##### Data provided #####
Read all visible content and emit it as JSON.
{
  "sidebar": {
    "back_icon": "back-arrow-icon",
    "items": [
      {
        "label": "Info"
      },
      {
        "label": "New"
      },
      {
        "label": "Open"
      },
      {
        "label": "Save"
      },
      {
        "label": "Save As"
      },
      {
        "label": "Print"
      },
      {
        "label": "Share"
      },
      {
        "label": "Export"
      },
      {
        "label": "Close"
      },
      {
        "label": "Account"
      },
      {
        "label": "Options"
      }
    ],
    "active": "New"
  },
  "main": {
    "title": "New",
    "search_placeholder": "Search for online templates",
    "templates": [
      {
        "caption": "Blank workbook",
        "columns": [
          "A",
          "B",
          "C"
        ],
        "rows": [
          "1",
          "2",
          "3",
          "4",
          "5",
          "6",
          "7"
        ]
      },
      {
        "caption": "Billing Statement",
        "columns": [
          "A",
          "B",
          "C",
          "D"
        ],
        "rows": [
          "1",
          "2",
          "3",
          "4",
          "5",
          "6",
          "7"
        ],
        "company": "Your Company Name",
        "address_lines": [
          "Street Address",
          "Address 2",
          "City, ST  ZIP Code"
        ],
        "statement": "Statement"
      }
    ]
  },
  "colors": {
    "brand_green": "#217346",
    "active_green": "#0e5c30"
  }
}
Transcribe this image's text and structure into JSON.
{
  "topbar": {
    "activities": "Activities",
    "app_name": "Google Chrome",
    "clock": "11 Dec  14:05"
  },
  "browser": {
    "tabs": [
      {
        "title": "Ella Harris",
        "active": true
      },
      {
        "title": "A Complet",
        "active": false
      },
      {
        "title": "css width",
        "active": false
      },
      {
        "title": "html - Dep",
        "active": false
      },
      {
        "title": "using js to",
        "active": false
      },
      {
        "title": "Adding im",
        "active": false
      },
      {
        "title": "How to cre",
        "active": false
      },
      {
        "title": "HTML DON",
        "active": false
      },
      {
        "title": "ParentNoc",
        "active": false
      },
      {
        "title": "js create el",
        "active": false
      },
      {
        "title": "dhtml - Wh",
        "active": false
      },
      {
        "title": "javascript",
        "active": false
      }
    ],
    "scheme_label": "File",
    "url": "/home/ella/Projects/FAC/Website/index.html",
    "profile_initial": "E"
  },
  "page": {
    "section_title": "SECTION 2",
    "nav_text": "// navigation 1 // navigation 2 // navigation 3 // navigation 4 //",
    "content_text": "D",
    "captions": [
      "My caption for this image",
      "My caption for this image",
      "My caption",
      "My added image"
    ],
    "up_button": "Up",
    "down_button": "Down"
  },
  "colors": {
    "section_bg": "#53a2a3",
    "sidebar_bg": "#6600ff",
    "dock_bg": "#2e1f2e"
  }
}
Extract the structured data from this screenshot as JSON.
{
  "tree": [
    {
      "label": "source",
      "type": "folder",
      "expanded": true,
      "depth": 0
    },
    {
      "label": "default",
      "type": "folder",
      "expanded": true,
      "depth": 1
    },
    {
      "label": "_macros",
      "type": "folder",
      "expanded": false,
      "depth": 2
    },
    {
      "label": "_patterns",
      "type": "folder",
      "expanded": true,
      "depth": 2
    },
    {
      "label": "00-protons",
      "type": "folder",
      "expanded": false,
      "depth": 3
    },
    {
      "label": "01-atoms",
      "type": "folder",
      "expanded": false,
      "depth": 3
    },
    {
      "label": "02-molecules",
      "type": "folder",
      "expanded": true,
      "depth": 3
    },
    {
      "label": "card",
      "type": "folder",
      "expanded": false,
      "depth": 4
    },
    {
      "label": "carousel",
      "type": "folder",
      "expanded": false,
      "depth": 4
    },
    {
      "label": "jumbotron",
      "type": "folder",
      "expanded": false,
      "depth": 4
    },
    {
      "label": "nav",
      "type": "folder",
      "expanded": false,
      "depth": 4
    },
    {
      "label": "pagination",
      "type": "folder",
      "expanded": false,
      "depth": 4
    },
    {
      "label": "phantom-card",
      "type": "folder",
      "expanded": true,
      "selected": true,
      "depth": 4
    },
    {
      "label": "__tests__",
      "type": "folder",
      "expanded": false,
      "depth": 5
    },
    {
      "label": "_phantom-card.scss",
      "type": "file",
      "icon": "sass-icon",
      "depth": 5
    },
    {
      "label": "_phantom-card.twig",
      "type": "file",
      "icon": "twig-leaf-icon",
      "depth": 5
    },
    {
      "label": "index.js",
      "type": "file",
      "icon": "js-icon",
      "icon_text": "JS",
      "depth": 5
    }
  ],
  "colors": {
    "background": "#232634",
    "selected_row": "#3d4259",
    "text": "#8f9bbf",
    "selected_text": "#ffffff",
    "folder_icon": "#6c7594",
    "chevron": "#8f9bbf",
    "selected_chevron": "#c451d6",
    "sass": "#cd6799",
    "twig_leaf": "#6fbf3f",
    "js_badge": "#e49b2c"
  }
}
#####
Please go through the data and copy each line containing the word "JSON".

Read all visible content and emit it as JSON.
Transcribe this image's text and structure into JSON.
Extract the structured data from this screenshot as JSON.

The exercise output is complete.